**WHAT THE EXERCISE ASKS:** Using the listing, copy each whole line that features "ポイント".

━━━━━━━━━━━━━━━━━━━━

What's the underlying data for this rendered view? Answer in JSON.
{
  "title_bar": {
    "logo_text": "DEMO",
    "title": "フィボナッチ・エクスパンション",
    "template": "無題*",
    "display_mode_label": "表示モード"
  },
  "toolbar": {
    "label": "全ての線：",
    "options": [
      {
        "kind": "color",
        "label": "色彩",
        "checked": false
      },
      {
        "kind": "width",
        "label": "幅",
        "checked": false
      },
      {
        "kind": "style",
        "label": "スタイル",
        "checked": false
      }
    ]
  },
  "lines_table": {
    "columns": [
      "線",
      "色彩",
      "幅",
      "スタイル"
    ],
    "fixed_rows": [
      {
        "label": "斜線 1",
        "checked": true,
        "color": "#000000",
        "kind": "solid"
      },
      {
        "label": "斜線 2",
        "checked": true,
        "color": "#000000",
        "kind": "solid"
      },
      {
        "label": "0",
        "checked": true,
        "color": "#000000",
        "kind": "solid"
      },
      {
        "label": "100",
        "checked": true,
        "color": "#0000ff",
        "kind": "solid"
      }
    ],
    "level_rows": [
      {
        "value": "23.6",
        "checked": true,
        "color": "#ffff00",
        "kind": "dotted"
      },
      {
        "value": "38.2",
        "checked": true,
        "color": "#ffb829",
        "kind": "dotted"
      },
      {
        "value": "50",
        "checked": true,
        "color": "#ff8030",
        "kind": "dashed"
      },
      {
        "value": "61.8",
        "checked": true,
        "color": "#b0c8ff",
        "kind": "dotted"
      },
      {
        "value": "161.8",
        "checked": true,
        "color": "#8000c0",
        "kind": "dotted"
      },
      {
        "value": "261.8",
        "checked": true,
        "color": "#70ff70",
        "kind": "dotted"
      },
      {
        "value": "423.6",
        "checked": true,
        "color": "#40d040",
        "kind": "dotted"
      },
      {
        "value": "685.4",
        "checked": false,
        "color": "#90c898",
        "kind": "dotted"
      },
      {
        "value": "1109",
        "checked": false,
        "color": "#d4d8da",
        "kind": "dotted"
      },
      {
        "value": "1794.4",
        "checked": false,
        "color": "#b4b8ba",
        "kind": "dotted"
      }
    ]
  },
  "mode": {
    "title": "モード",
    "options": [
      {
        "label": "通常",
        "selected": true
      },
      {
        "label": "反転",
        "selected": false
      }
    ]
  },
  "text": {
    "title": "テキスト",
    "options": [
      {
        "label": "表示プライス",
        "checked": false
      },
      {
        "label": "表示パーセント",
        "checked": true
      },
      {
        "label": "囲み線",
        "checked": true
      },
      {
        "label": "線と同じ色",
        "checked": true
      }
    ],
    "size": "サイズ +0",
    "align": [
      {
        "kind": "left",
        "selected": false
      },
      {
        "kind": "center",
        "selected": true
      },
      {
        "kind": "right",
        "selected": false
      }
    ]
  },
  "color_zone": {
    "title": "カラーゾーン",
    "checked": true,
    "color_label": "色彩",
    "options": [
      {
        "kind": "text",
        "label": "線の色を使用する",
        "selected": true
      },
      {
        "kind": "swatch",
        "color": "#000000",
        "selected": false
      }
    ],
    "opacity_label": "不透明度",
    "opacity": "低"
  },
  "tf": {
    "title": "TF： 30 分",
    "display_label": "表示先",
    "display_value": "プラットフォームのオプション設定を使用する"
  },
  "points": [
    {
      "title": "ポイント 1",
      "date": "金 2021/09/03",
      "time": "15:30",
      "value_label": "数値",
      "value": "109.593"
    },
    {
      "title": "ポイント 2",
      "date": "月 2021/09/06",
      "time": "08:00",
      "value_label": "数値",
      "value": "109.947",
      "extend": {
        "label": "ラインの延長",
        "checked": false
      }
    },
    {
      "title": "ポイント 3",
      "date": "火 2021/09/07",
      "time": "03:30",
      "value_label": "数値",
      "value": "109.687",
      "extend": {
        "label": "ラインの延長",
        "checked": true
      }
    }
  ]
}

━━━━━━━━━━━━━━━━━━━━

**EXERCISE OUTPUT:**
      "title": "ポイント 1",
      "title": "ポイント 2",
      "title": "ポイント 3",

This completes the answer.